Clinicians and researchers around the world are racing to collect data in order to better understand COVID-19 — including risk factors for severe cases, treatment strategies and the viability of various vaccines. But a vital element missing has been a wide-scale database for sharing information as research progresses.
Researchers at the USC Mark and Mary Stevens Neuroimaging and Informatics Institute (INI), part of the Keck School of Medicine of USC, are hard at work on a solution. The COVID-19 Data Archive, or COVID-ARC, will aggregate data from studies around the world, allowing researchers to access the findings of international colleagues and forge collaborations to advance progress against the disease. The effort is funded by a one-year, $252,000 grant from the National Science Foundation (NSF).
“We saw an urgent need for strategic data management arise as soon as COVID-19 was declared a global pandemic,” said Dominique Duncan, PhD, assistant professor of neurology at the Keck School and principal investigator for COVID-ARC.
Duncan and her team will build on the institute’s decades of experience developing and maintaining large-scale data repositories for neurological diseases, including the Alzheimer’s Disease Neuroimaging Initiative, the Global Alzheimer’s Association Interactive Network, the Epilepsy Bioinformatics Study for Antiepileptogenic Therapy, the Parkinson’s Progression Markers Initiative and the Data Archive for the BRAIN Initiative.
“The INI rose to the challenge presented by COVID-19 and we’re now leveraging our expertise in data archiving to support researchers around the world,” said Arthur W. Toga, PhD, Provost Professor of Ophthalmology, Neurology, Psychiatry and the Behavioral Sciences, Radiology and Engineering, the Ghada Irani Chair in Neuroscience at the Keck School and director of the INI.
COVID-ARC was funded through the NSF’s Rapid Response Research (RAPID) funding mechanism, which it enacted this spring to quickly award funding for COVID-related studies.
“They use this RAPID funding mechanism for large-scale disasters or any kind of situation that creates an urgent need for immediate research,” Duncan said.
The archive will store a range of data types, including the results of clinical evaluations, vital signs, demographic and geolocation information, imaging results and more.

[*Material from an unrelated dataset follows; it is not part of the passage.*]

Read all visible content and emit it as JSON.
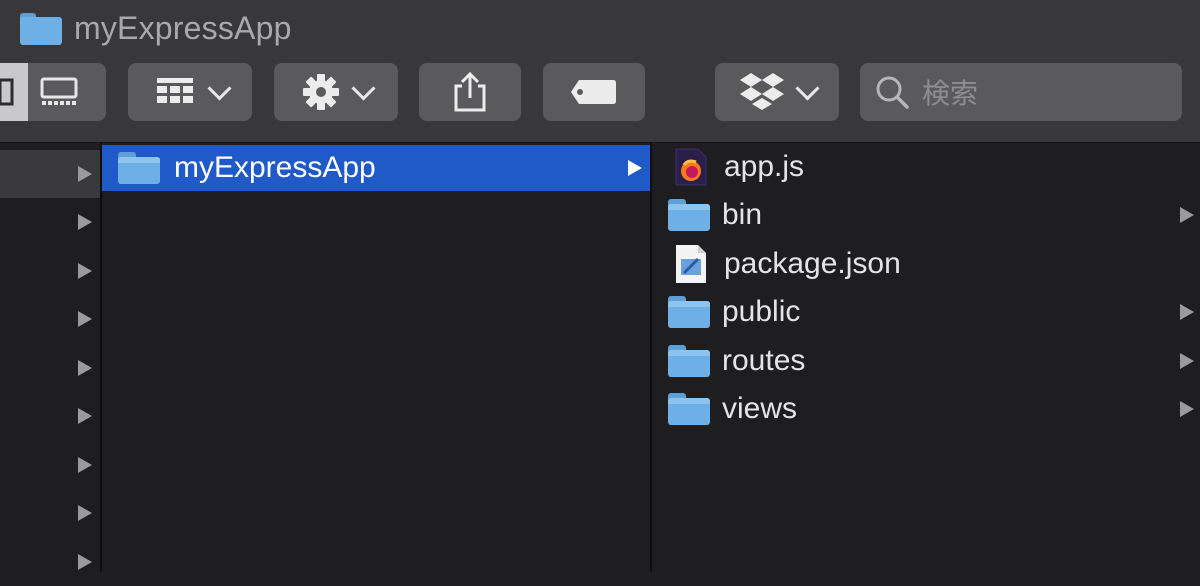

It will also provide researchers with visualization, quality control and data analysis tools to better manage and understand their findings.
Unlike some existing databases which limit researcher access, COVID-ARC will be freely accessible to the public. In some cases, researchers may need to request access to restricted datasets and agree to credit data collectors once findings are published.
Ultimately, Duncan said the framework used for COVID-ARC can help the research community respond more quickly to future emergencies involving infectious diseases.
“Our hope is that this project can also prepare us for the next pandemic,” she said. “We’ll have the infrastructure in place to enable researchers to aggregate data and perform analysis right at the onset.”
For more information, visit covid-arc.loni.usc.edu.
— Zara Greenbaum